Measuring the Effects of Segregation in the Presence of Social Spillovers: A Nonparametric Approach
In this paper we nonparametrically analyze the effects of reallocating individuals across social groups in the presence of social spillovers. Individuals are either 'high' or 'low' types. Own outcomes may vary with the fraction of high types in one's social group. We characterize the average outcome and inequality effects of small increases in segregation by type. We also provide a measure of average spillover strength. We generalize the setup used by Benabou (1996) and others to study sorting in the presence of social spillovers by incorporating unobserved individual- and group-level heterogeneity. We relate our reallocation estimands to this theory. For each estimand we provide conditions for nonparametric identification, propose estimators, and characterize their large sample properties. We also consider the social planner's problem. We illustrate our approach by studying the effects of sex segregation in classrooms on mathematics achievement.
We thank David Ahn, Susan Athey, Alan Auerbach, Alberto Bisin, Raj Chetty, Rajeev Dehejia, Steven Durlauf, Raquel Fernández, Jack Porter, Jim Powell, Paul Ruud and, especially, Emmanuel Saez for helpful discussions. We would also like to thank participants in numerous seminars and conferences for helpful questions and suggestions.
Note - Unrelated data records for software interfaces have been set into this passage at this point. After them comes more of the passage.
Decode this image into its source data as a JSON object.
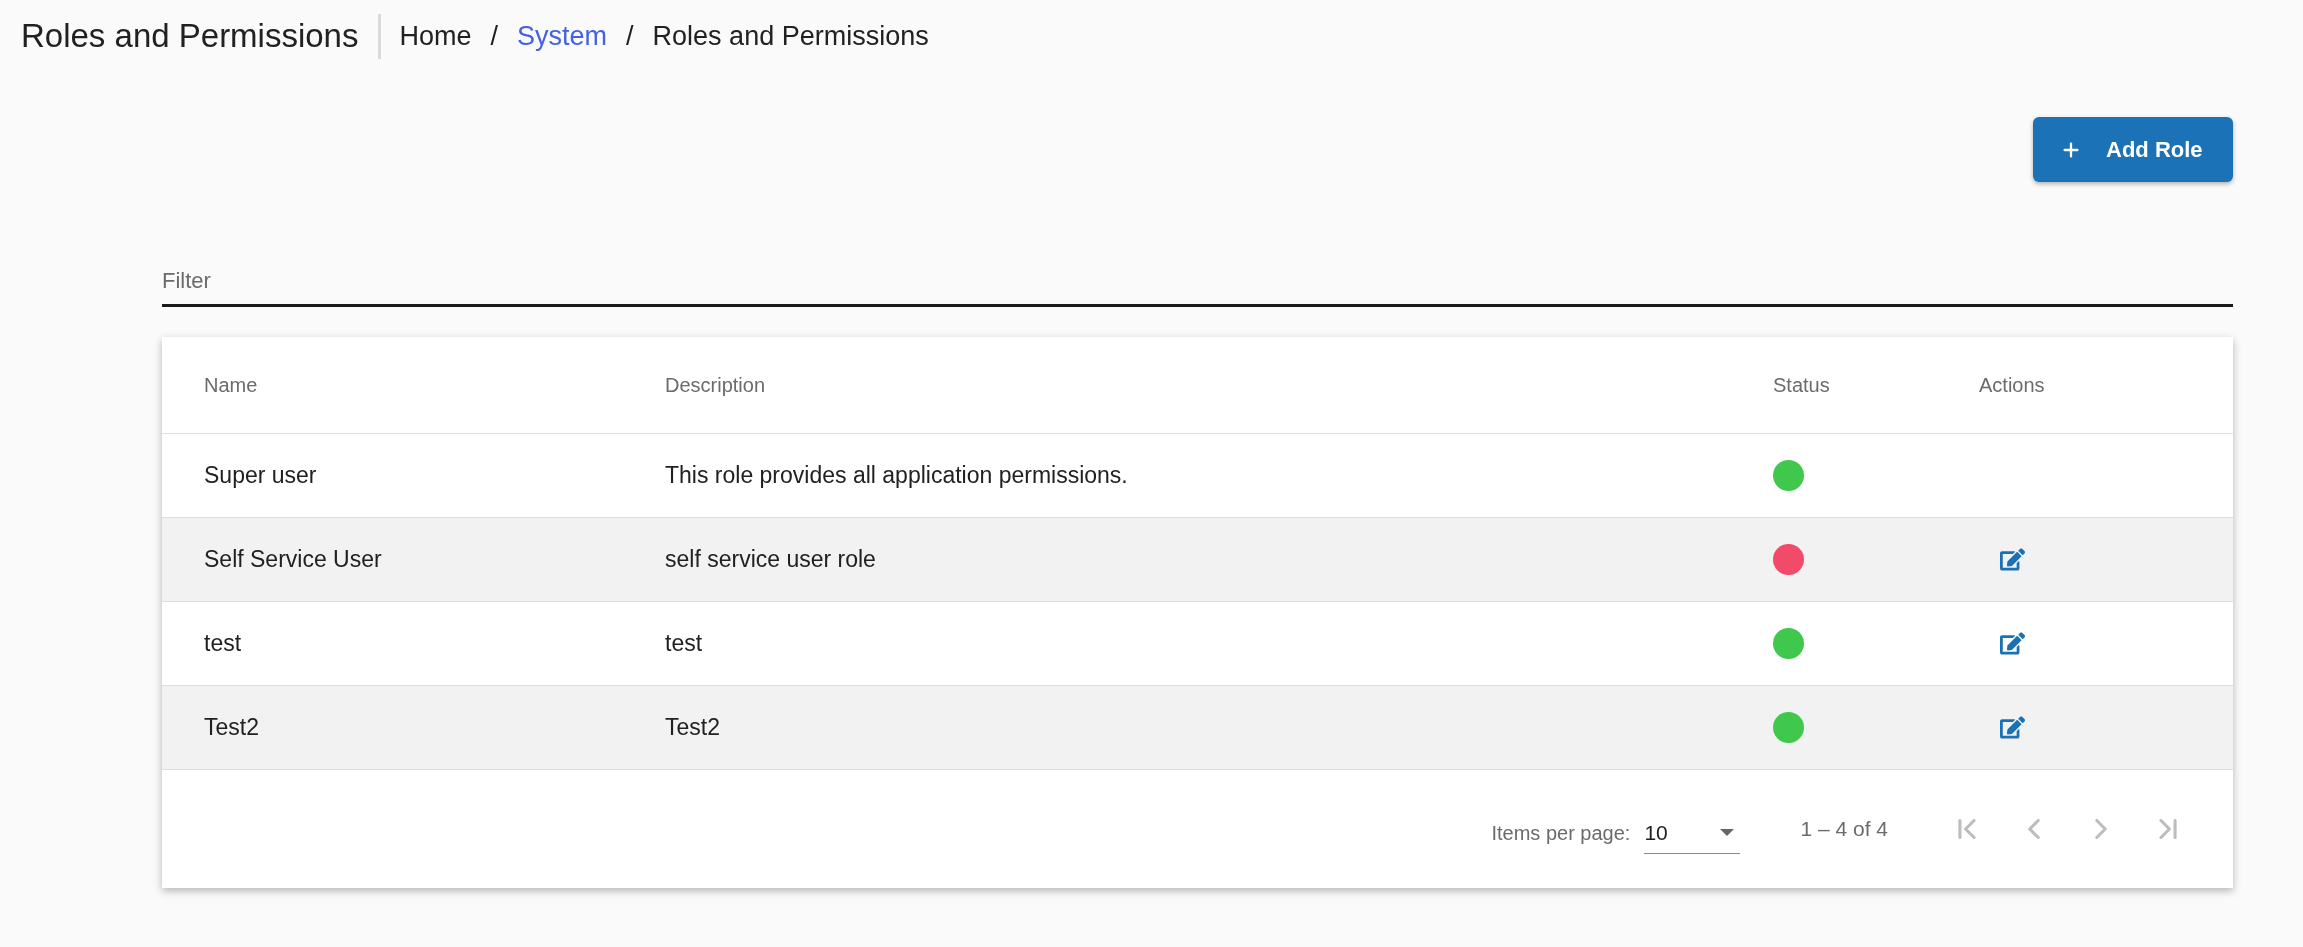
{
  "header": {
    "title": "Roles and Permissions",
    "breadcrumb": [
      {
        "kind": "crumb",
        "label": "Home"
      },
      {
        "kind": "separator",
        "label": "/"
      },
      {
        "kind": "link",
        "label": "System"
      },
      {
        "kind": "separator",
        "label": "/"
      },
      {
        "kind": "crumb",
        "label": "Roles and Permissions"
      }
    ]
  },
  "add_button": {
    "label": "Add Role"
  },
  "filter": {
    "placeholder": "Filter"
  },
  "table": {
    "columns": [
      "Name",
      "Description",
      "Status",
      "Actions"
    ],
    "rows": [
      {
        "name": "Super user",
        "description": "This role provides all application permissions.",
        "status": {
          "color": "#40c84c"
        },
        "editable": false
      },
      {
        "name": "Self Service User",
        "description": "self service user role",
        "status": {
          "color": "#f14b69"
        },
        "editable": true
      },
      {
        "name": "test",
        "description": "test",
        "status": {
          "color": "#40c84c"
        },
        "editable": true
      },
      {
        "name": "Test2",
        "description": "Test2",
        "status": {
          "color": "#40c84c"
        },
        "editable": true
      }
    ]
  },
  "pagination": {
    "items_per_page_label": "Items per page:",
    "page_size": "10",
    "range": "1 – 4 of 4",
    "buttons": [
      {
        "kind": "first",
        "disabled": true
      },
      {
        "kind": "previous",
        "disabled": true
      },
      {
        "kind": "next",
        "disabled": true
      },
      {
        "kind": "last",
        "disabled": true
      }
    ]
  }
}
Financial support was generously provided by the NSF (SES #0820361). The views expressed herein are those of the authors and do not necessarily reflect the views of the National Bureau of Economic Research.